Collagen-Building Nutrients: Collagen is a crucial component of tendons, contributing to their strength and elasticity. Foods containing collagen-building nutrients, such as vitamin C (found in citrus fruits, strawberries, and bell peppers) and amino acids (found in lean proteins), can support the body’s natural ability to maintain tendon health.
Nutritional Guidance: Consulting with a nutritionist or healthcare professional specializing in women’s health can provide personalized dietary recommendations tailored to your specific needs. A nutritionist can assess your dietary habits, identify areas for improvement, and create a plan that aligns with your menopausal tendonitis treatment goals.
6. Lifestyle Modifications:
Making intentional lifestyle modifications can significantly contribute to the management of menopausal tendonitis. These adjustments aim to reduce strain on the affected tendon, promote overall well-being, and create an environment conducive to healing. Consider incorporating the following lifestyle modifications into your routine:
Modify Repetitive Movements: Identify and modify any repetitive movements or activities that may strain the affected tendon. This may involve adjusting your work ergonomics, incorporating breaks during repetitive tasks, or using assistive devices to reduce strain on the tendon.

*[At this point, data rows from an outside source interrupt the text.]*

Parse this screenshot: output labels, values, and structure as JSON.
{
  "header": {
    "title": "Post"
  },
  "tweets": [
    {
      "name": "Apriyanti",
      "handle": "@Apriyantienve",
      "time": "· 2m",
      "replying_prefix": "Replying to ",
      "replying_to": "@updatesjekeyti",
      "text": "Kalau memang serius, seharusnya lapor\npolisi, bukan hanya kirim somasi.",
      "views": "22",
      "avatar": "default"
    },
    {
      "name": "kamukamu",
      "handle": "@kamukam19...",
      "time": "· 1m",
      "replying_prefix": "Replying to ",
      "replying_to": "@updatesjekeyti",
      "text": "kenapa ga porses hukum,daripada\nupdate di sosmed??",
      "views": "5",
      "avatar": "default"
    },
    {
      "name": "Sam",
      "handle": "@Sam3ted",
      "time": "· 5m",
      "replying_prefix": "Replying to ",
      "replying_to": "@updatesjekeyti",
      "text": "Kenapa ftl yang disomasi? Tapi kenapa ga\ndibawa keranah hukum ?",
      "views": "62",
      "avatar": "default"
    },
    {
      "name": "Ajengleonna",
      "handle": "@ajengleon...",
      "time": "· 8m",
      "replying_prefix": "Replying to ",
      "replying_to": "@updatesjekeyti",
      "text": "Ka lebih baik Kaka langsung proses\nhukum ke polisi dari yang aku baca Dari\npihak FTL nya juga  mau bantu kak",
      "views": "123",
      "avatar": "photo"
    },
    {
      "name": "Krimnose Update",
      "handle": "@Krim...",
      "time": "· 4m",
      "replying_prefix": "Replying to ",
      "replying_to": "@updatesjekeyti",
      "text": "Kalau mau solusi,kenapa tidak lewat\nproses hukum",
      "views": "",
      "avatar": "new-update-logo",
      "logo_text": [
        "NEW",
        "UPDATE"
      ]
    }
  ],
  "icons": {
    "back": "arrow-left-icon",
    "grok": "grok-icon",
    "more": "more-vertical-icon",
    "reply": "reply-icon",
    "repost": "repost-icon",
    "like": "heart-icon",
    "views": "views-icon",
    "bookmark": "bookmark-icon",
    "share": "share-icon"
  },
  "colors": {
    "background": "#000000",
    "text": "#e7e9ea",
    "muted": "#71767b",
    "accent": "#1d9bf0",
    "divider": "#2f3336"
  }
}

Maintain a Healthy Weight: Excess body weight can contribute to increased strain on joints and tendons. Adopting a healthy and balanced diet, along with regular physical activity, can contribute to weight management and alleviate additional stress on the tendons.
Stress-Reducing Practices: Chronic stress can exacerbate inflammation in the body, impacting tendon health. Incorporating stress-reducing practices such as mindfulness meditation, deep breathing exercises, or engaging in activities you enjoy can positively influence overall well-being and support the healing process.
Regular Physical Activity: While certain exercises may need to be modified to avoid aggravating the affected tendon, engaging in appropriate physical activity can promote joint flexibility and overall health. Consult with your healthcare provider to determine suitable exercises that align with your treatment plan.
Quality Sleep: Adequate and quality sleep is essential for the body’s natural healing processes. Ensure you prioritize sleep hygiene practices, create a conducive sleep environment, and aim for the recommended amount of sleep each night.
By combining dietary considerations with lifestyle modifications, individuals can take a proactive approach to manage menopausal tendonitis effectively. These holistic strategies contribute to overall well-being and complement other treatment modalities, fostering an environment for optimal tendon health during the menopausal transition.
Menopausal tendonitis is a manageable condition with the right combination of treatments and lifestyle adjustments. By addressing inflammation, promoting joint health, and considering personalized approaches such as physical therapy and HRT, women can navigate this aspect of menopause with greater comfort and resilience. It’s crucial to consult with healthcare professionals for tailored advice and guidance on the most suitable treatments for individual needs.